Brompton2Is it important to have the parents in the class? 

This is a question we have been asked many times.   We have taught with and without parents present and prefer to have them integrated into the class with the children.  In fact we love having classes with a parent/carer for each child.  There are many reasons why, here are just a few:

A parent/carer can

  • manage their child, help them with over-brimming emotions,
  • help their child to organise props and instruments and play the games with them,
  • take the child to the bathroom if necessary,
  • interpret instructions if they know that their child did not understand,
  • learn new songs and musical activities to do at home,
  • discover surprising things about their child that they didn’t know before,
  • give you valuable information about their child,
  • advocate for their child e g “Robbie hasn’t had a turn today.”

What’s more, we get to work with interesting new people who love children as much as we do.

Obviously, there are times when the parents/carers are not with their children, such as childcare, nursery school or kindergarten.  In those settings there are often several adults ready to care for the child’s needs and there are regulations about child-staff ratios.

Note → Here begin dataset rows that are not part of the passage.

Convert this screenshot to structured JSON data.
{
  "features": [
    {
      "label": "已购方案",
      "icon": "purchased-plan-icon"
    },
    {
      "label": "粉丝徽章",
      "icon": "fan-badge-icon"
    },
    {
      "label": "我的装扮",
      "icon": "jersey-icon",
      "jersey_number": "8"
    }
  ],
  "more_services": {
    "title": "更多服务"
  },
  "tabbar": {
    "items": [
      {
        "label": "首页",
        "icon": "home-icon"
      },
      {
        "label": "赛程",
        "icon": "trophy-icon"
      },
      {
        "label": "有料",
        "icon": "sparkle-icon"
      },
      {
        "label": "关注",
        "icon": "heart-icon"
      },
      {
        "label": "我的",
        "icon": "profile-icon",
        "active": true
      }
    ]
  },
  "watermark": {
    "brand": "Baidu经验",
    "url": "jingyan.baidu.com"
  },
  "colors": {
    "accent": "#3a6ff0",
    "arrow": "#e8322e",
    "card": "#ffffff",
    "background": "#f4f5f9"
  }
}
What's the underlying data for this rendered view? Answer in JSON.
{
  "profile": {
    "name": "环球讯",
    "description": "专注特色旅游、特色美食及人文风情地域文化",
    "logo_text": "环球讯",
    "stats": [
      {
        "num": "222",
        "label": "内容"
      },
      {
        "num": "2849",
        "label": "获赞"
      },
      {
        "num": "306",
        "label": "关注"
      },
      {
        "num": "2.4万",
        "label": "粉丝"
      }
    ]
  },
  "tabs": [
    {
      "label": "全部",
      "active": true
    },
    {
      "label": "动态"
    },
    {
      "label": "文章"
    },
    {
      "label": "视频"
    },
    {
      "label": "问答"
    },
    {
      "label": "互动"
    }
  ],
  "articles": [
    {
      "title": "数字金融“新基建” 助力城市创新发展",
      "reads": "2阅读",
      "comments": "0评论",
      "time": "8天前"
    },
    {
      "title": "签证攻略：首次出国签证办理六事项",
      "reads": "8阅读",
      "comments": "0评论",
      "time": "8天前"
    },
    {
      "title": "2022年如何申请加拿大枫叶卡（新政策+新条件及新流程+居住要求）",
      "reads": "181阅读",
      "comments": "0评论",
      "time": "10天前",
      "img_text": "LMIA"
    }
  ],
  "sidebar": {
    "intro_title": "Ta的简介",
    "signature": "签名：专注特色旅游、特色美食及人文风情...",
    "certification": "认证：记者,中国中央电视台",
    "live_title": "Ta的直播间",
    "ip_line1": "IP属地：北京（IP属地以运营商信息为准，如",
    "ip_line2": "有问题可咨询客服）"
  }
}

So yes, you can run very successful music classes without the parents present as long as you do have at least one other adult generally available.   You should not be left alone with a group of young children – you never know when you might need an extra adult to think and act quickly.  Of course children with special needs will need to have a carer dedicated to them.

If you are an independent music teacher who visits a centre, it is desirable to write up a contract for the client/centre manager to sign, stating your working conditions, including not being left alone with the children. The wording could be something like this:

The client is responsible for the children who are participating in the activities and the regulation number of accredited adults representing the client must be in attendance and in charge for the full period of the presentation.

Ask for other adults to be an integral part of your music sessions.  Make sure they feel included – frequently use their names, ask them to hand out instruments, invite them to join in the games, make it fun for them to participate too.  Make it clear that you are in this together and that they are very important to the successful running of music lessons in their centre.   From the first time you enter, be a strong, warm, friendly, talented visitor to their centre so that the staff are always pleased to see you walk in.

If you have to work alone, limit the group size to very small, no more than five.  Have another adult within earshot or get yourself an apprentice.  Another alternative would be to run a musical playtime rather than a music lesson where you teach “from the chair”.  That way, you can attend to the children with special needs while you lightly supervise children who are playing together harmoniously with musical instruments, character toys and props from songs introduced earlier.

Whichever way you run your music sessions, make sure they happen regularly and often, preferably every day but at least once a week.  That way you can be sure they will take effect and contribute to the child’s growth.